Joan, you are such an amazing writer. Please forgive me for repeating myself, but you get better with everything you write.
My favorite line - I imagine my mother's tears trapped in each tiny diamond. Wow.
Barb, thank you for reading!

jlsathre, thanks so much for reading and commenting.

toritto, I know your daughters treasured their mother. My daughter is the same way...

Sally, thank you for such kind words. xox
So glad OS is back, up and running... So Good to read you again.
Beautifully written, Joan. I feel all the spaces between the words, spaces described by the exquisite lace of your words. Space and lace that let mourning out and let sun in. Even the sun that glints off the hard diamonds of your mother's tears and all it means for you to have suffered that and now call it such. Small, like the ring, and saying so much, wrapped in the velvet of a safe pouch. Addressed clearly.
Sheepie, you know it. :)

Jonathan, thank you~

Linda, it's funny how it takes years sometimes to figure something out that seems so obvious!

Cameleon, thank you for reading.

onislandtime, I appreciate you coming by~
I read both posts and was struck by the fact hat not all parents love their children. That's a hard thing to say, but it's the truth.
Sad and powerful. I can't imagine anyone not wanting you as her daughter.
Ah, Lezlie, thank you. No, Julia will never be writing stuff like this... :)

Emily, I love the way you worded that. Really, thank you...

trilogy, I so appreciate that.

Ande, I'm betting the ring has more places to go, and stories to tell. But my part of the story is done. Thanks so much for reading.

Christine, it's heartbreaking, really.
I felt your pain in this piece. Well constructed and poignant. I feel you did the right thing too.
Zuma, many thanks. I appreciate it.

Unbreakable, your kind words mean so much to me. I thought of that line when I realized the tiny diamonds didn't sparkle...

Gabby Abby, yes. That's all she wrote... :)

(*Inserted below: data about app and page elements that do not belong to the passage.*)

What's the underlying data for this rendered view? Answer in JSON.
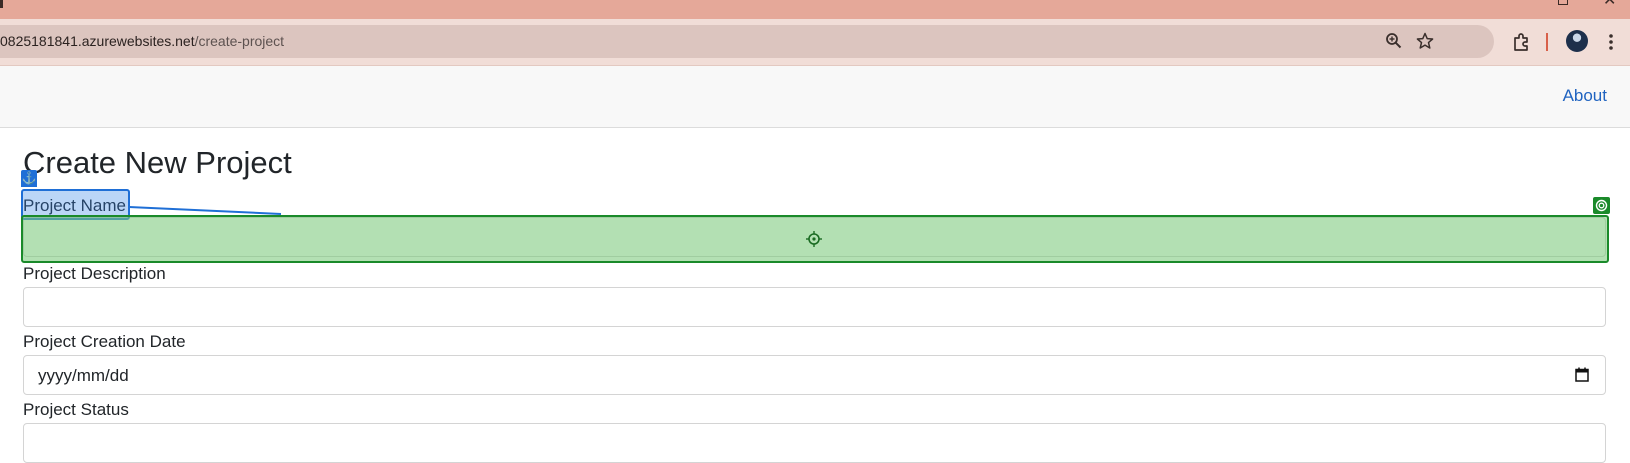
{
  "browser": {
    "url_host": "0825181841.azurewebsites.net",
    "url_path": "/create-project",
    "icons": [
      "zoom-icon",
      "bookmark-star-icon",
      "extensions-icon",
      "profile-avatar",
      "kebab-menu-icon"
    ]
  },
  "nav": {
    "about_label": "About"
  },
  "form": {
    "title": "Create New Project",
    "fields": [
      {
        "label": "Project Name",
        "value": ""
      },
      {
        "label": "Project Description",
        "value": ""
      },
      {
        "label": "Project Creation Date",
        "value": "yyyy/mm/dd"
      },
      {
        "label": "Project Status",
        "value": ""
      }
    ]
  },
  "colors": {
    "titlebar": "#e5a899",
    "toolbar": "#f1ddd7",
    "link": "#1f63c0",
    "selection_label": "#1f6fd6",
    "selection_input": "#1a8a2a"
  }
}
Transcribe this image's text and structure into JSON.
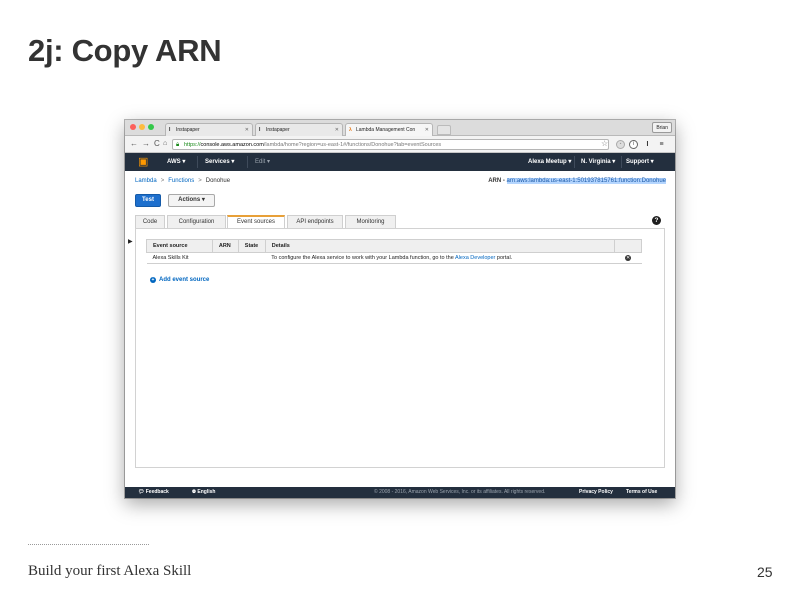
{
  "slide": {
    "title": "2j: Copy ARN",
    "footer_text": "Build your first Alexa Skill",
    "page_number": "25"
  },
  "browser": {
    "tabs": [
      {
        "label": "Instapaper",
        "favicon": "I",
        "active": false
      },
      {
        "label": "Instapaper",
        "favicon": "I",
        "active": false
      },
      {
        "label": "Lambda Management Con",
        "favicon": "lambda-icon",
        "active": true
      }
    ],
    "user_button": "Brian",
    "url": {
      "scheme": "https://",
      "domain": "console.aws.amazon.com",
      "path": "/lambda/home?region=us-east-1#/functions/Donohue?tab=eventSources"
    },
    "colors": {
      "close": "#fc605b",
      "minimize": "#fdbc40",
      "maximize": "#34c84a"
    }
  },
  "aws_nav": {
    "aws_label": "AWS ▾",
    "services_label": "Services ▾",
    "edit_label": "Edit ▾",
    "account_label": "Alexa Meetup ▾",
    "region_label": "N. Virginia ▾",
    "support_label": "Support ▾",
    "brand_color": "#ff9900"
  },
  "breadcrumb": {
    "items": [
      "Lambda",
      "Functions",
      "Donohue"
    ],
    "separator": ">"
  },
  "arn": {
    "label": "ARN -",
    "value": "arn:aws:lambda:us-east-1:501937815761:function:Donohue"
  },
  "buttons": {
    "test": "Test",
    "actions": "Actions ▾"
  },
  "tabs": [
    "Code",
    "Configuration",
    "Event sources",
    "API endpoints",
    "Monitoring"
  ],
  "active_tab": "Event sources",
  "event_table": {
    "headers": [
      "Event source",
      "ARN",
      "State",
      "Details"
    ],
    "rows": [
      {
        "event_source": "Alexa Skills Kit",
        "arn": "",
        "state": "",
        "details_pre": "To configure the Alexa service to work with your Lambda function, go to the",
        "details_link": "Alexa Developer",
        "details_post": "portal."
      }
    ]
  },
  "add_event_source": "Add event source",
  "footer": {
    "feedback": "Feedback",
    "language": "English",
    "copyright": "© 2008 - 2016, Amazon Web Services, Inc. or its affiliates. All rights reserved.",
    "privacy": "Privacy Policy",
    "terms": "Terms of Use"
  }
}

Vivian, I appreciate you reading!
The pain sucks, but the music you have made out of it is soul-delighting.

I so identify. I got my mom's engagement ring, and it was stolen. She didn't love me. It is painful, and you capture the sadness so perfectly in so few words in this series.
I see you as a poet. You might explore that more.
Beautifully done Joan. So much encoded in one small ring. Rings true
Maria, thank you. Your comment is so beautiful.

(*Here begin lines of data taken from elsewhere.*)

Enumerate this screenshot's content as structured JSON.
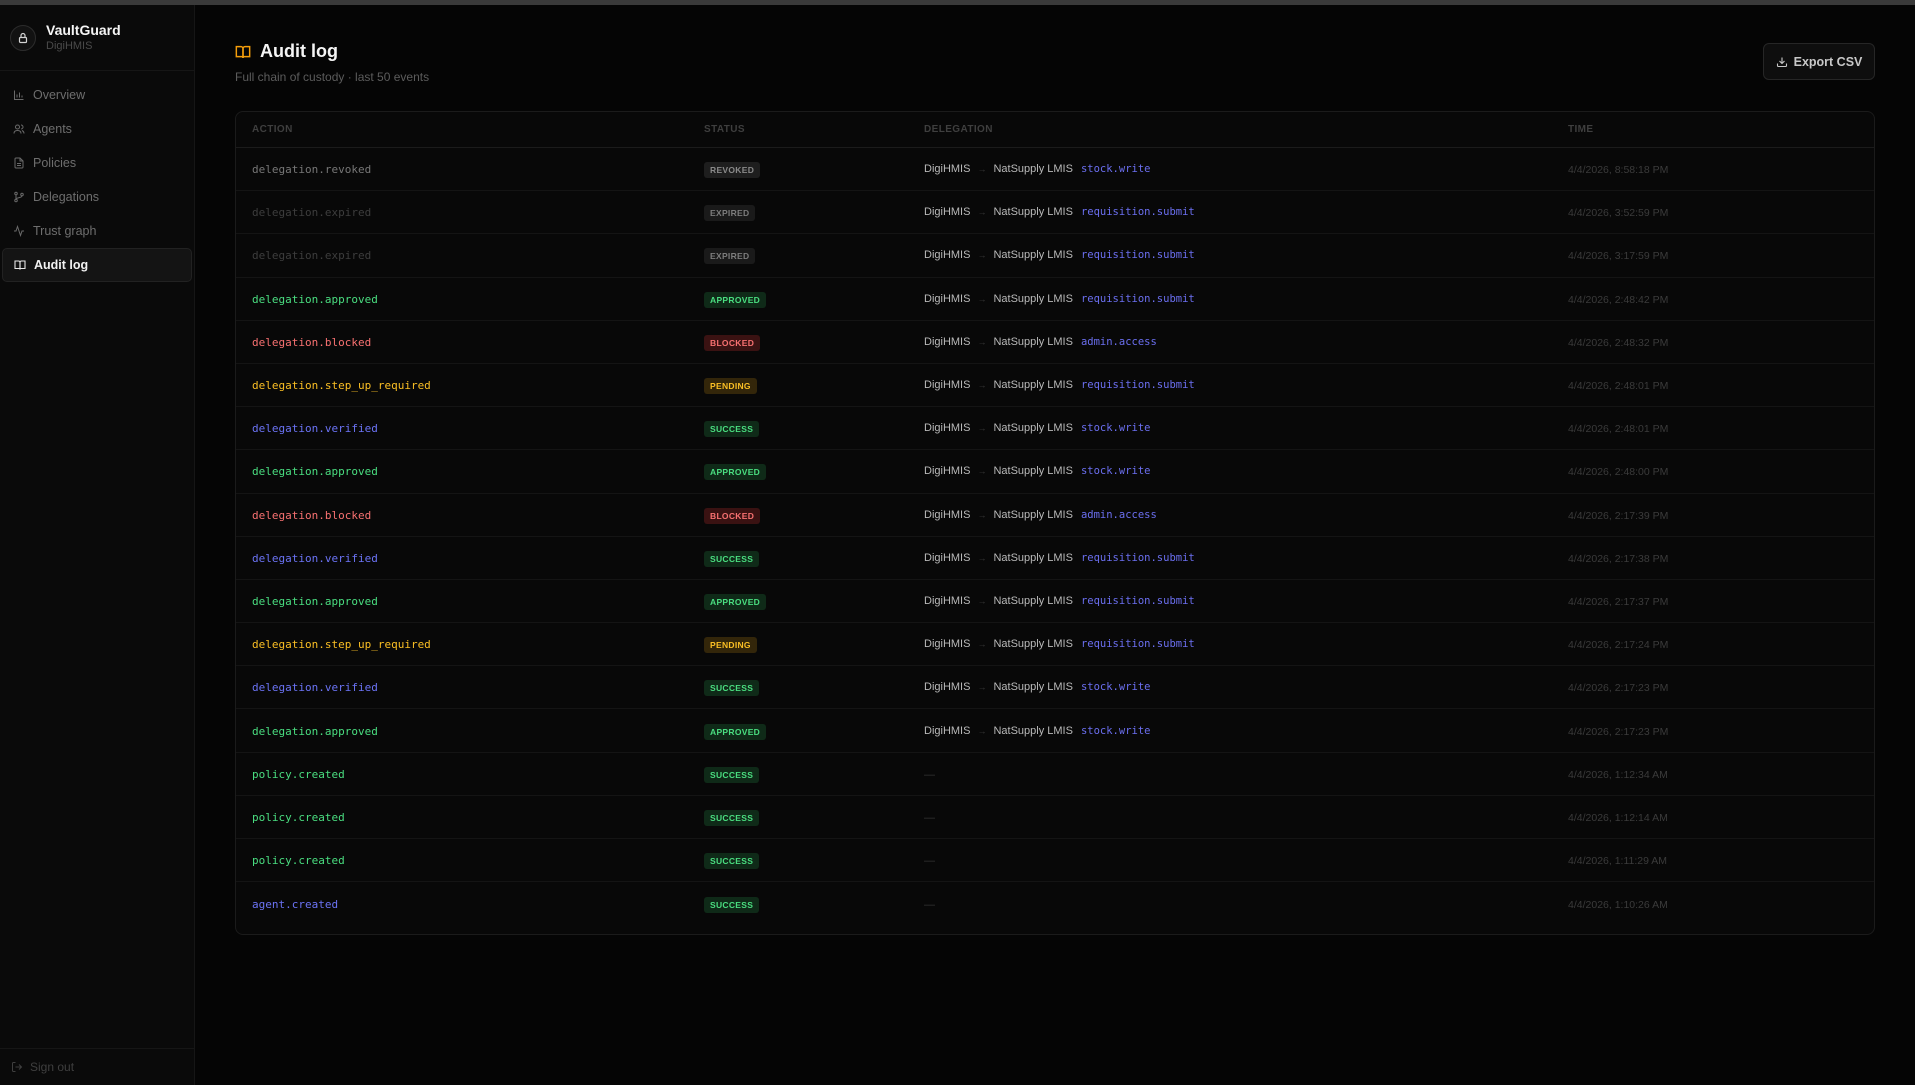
{
  "brand": {
    "name": "VaultGuard",
    "org": "DigiHMIS"
  },
  "nav": [
    {
      "label": "Overview",
      "icon": "bar-chart-icon",
      "active": false
    },
    {
      "label": "Agents",
      "icon": "users-icon",
      "active": false
    },
    {
      "label": "Policies",
      "icon": "file-icon",
      "active": false
    },
    {
      "label": "Delegations",
      "icon": "git-branch-icon",
      "active": false
    },
    {
      "label": "Trust graph",
      "icon": "activity-icon",
      "active": false
    },
    {
      "label": "Audit log",
      "icon": "book-icon",
      "active": true
    }
  ],
  "signout": "Sign out",
  "header": {
    "title": "Audit log",
    "subtitle": "Full chain of custody · last 50 events",
    "export_label": "Export CSV"
  },
  "columns": {
    "action": "ACTION",
    "status": "STATUS",
    "delegation": "DELEGATION",
    "time": "TIME"
  },
  "status_colors": {
    "REVOKED": {
      "fg": "#8a8a8a",
      "bg": "#1e1e1e"
    },
    "EXPIRED": {
      "fg": "#7c7c7c",
      "bg": "#1a1a1a"
    },
    "APPROVED": {
      "fg": "#4ade80",
      "bg": "#0f2a18"
    },
    "BLOCKED": {
      "fg": "#f87171",
      "bg": "#3a1212"
    },
    "PENDING": {
      "fg": "#fbbf24",
      "bg": "#33260a"
    },
    "SUCCESS": {
      "fg": "#4ade80",
      "bg": "#0f2a18"
    }
  },
  "action_colors": {
    "revoked": "#777777",
    "expired": "#3d3d3d",
    "approved": "#4ade80",
    "blocked": "#f87171",
    "pending": "#fbbf24",
    "verified": "#6b73f5",
    "created_green": "#4ade80",
    "created_blue": "#6b73f5"
  },
  "rows": [
    {
      "action": "delegation.revoked",
      "action_color": "revoked",
      "status": "REVOKED",
      "from": "DigiHMIS",
      "to": "NatSupply LMIS",
      "scope": "stock.write",
      "time": "4/4/2026, 8:58:18 PM"
    },
    {
      "action": "delegation.expired",
      "action_color": "expired",
      "status": "EXPIRED",
      "from": "DigiHMIS",
      "to": "NatSupply LMIS",
      "scope": "requisition.submit",
      "time": "4/4/2026, 3:52:59 PM"
    },
    {
      "action": "delegation.expired",
      "action_color": "expired",
      "status": "EXPIRED",
      "from": "DigiHMIS",
      "to": "NatSupply LMIS",
      "scope": "requisition.submit",
      "time": "4/4/2026, 3:17:59 PM"
    },
    {
      "action": "delegation.approved",
      "action_color": "approved",
      "status": "APPROVED",
      "from": "DigiHMIS",
      "to": "NatSupply LMIS",
      "scope": "requisition.submit",
      "time": "4/4/2026, 2:48:42 PM"
    },
    {
      "action": "delegation.blocked",
      "action_color": "blocked",
      "status": "BLOCKED",
      "from": "DigiHMIS",
      "to": "NatSupply LMIS",
      "scope": "admin.access",
      "time": "4/4/2026, 2:48:32 PM"
    },
    {
      "action": "delegation.step_up_required",
      "action_color": "pending",
      "status": "PENDING",
      "from": "DigiHMIS",
      "to": "NatSupply LMIS",
      "scope": "requisition.submit",
      "time": "4/4/2026, 2:48:01 PM"
    },
    {
      "action": "delegation.verified",
      "action_color": "verified",
      "status": "SUCCESS",
      "from": "DigiHMIS",
      "to": "NatSupply LMIS",
      "scope": "stock.write",
      "time": "4/4/2026, 2:48:01 PM"
    },
    {
      "action": "delegation.approved",
      "action_color": "approved",
      "status": "APPROVED",
      "from": "DigiHMIS",
      "to": "NatSupply LMIS",
      "scope": "stock.write",
      "time": "4/4/2026, 2:48:00 PM"
    },
    {
      "action": "delegation.blocked",
      "action_color": "blocked",
      "status": "BLOCKED",
      "from": "DigiHMIS",
      "to": "NatSupply LMIS",
      "scope": "admin.access",
      "time": "4/4/2026, 2:17:39 PM"
    },
    {
      "action": "delegation.verified",
      "action_color": "verified",
      "status": "SUCCESS",
      "from": "DigiHMIS",
      "to": "NatSupply LMIS",
      "scope": "requisition.submit",
      "time": "4/4/2026, 2:17:38 PM"
    },
    {
      "action": "delegation.approved",
      "action_color": "approved",
      "status": "APPROVED",
      "from": "DigiHMIS",
      "to": "NatSupply LMIS",
      "scope": "requisition.submit",
      "time": "4/4/2026, 2:17:37 PM"
    },
    {
      "action": "delegation.step_up_required",
      "action_color": "pending",
      "status": "PENDING",
      "from": "DigiHMIS",
      "to": "NatSupply LMIS",
      "scope": "requisition.submit",
      "time": "4/4/2026, 2:17:24 PM"
    },
    {
      "action": "delegation.verified",
      "action_color": "verified",
      "status": "SUCCESS",
      "from": "DigiHMIS",
      "to": "NatSupply LMIS",
      "scope": "stock.write",
      "time": "4/4/2026, 2:17:23 PM"
    },
    {
      "action": "delegation.approved",
      "action_color": "approved",
      "status": "APPROVED",
      "from": "DigiHMIS",
      "to": "NatSupply LMIS",
      "scope": "stock.write",
      "time": "4/4/2026, 2:17:23 PM"
    },
    {
      "action": "policy.created",
      "action_color": "created_green",
      "status": "SUCCESS",
      "from": "",
      "to": "",
      "scope": "",
      "empty": "—",
      "time": "4/4/2026, 1:12:34 AM"
    },
    {
      "action": "policy.created",
      "action_color": "created_green",
      "status": "SUCCESS",
      "from": "",
      "to": "",
      "scope": "",
      "empty": "—",
      "time": "4/4/2026, 1:12:14 AM"
    },
    {
      "action": "policy.created",
      "action_color": "created_green",
      "status": "SUCCESS",
      "from": "",
      "to": "",
      "scope": "",
      "empty": "—",
      "time": "4/4/2026, 1:11:29 AM"
    },
    {
      "action": "agent.created",
      "action_color": "created_blue",
      "status": "SUCCESS",
      "from": "",
      "to": "",
      "scope": "",
      "empty": "—",
      "time": "4/4/2026, 1:10:26 AM"
    }
  ]
}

Hells Bells, yes, it's true. Yet inconceivable to me.

Cranky, thank you for coming by. And for such kind words.

Seer, a sigh pretty much wraps it up. :)

Sheila, thank you. After all these years, it seemed to be the clear choice.

Jett, thanks so much for comparing it to music. High praise... :)

Lea, I know that we share some similar mother stories. Yet when I read that one line in your comment: "She didn't love me," I felt like the wind was knocked out of me.
Hells Bells is right, but I still wonder how it can be...

Kasia, thank you. I appreciate you reading and commenting.
This broke my heart. Just broke it. The one thing that made me happiest-yet-saddest, was your daughter's rejection of the ring. I love her love for you and the understanding of the lovelessness of your childhood, and yet it makes me sad that your mother couldn't have been a different person, for your sake, and for hers. I think you made the right choice in sending the ring to one of your brothers.
stones are stones
they hold on to everything that we imbue them with, the become sharp with memory, weighty
perhaps there is a space to forge gold again, reset stone, distill time into something else, a new beginning
and sometimes, just sometimes the best thing we can do is let them go

(as an aside, I love what toritto does)
I'm stunned, by your honesty, your cruel mother, your gift of writing just how your heart hurts. I don't know what to say. I'm so sorry. Your daughter is lucky. May you feel some comfort in that people really do care about your now, for you touch our heart like a child affects a mother. An honest voice, touching a hardened heart, opened now by you.....
Your prose is extremely tight. And you seem to have earnestly left judgment off the page.

This is memoir, yes (forgive me if this is answered elsewhere; I haven't read backwards all the way, just yet)?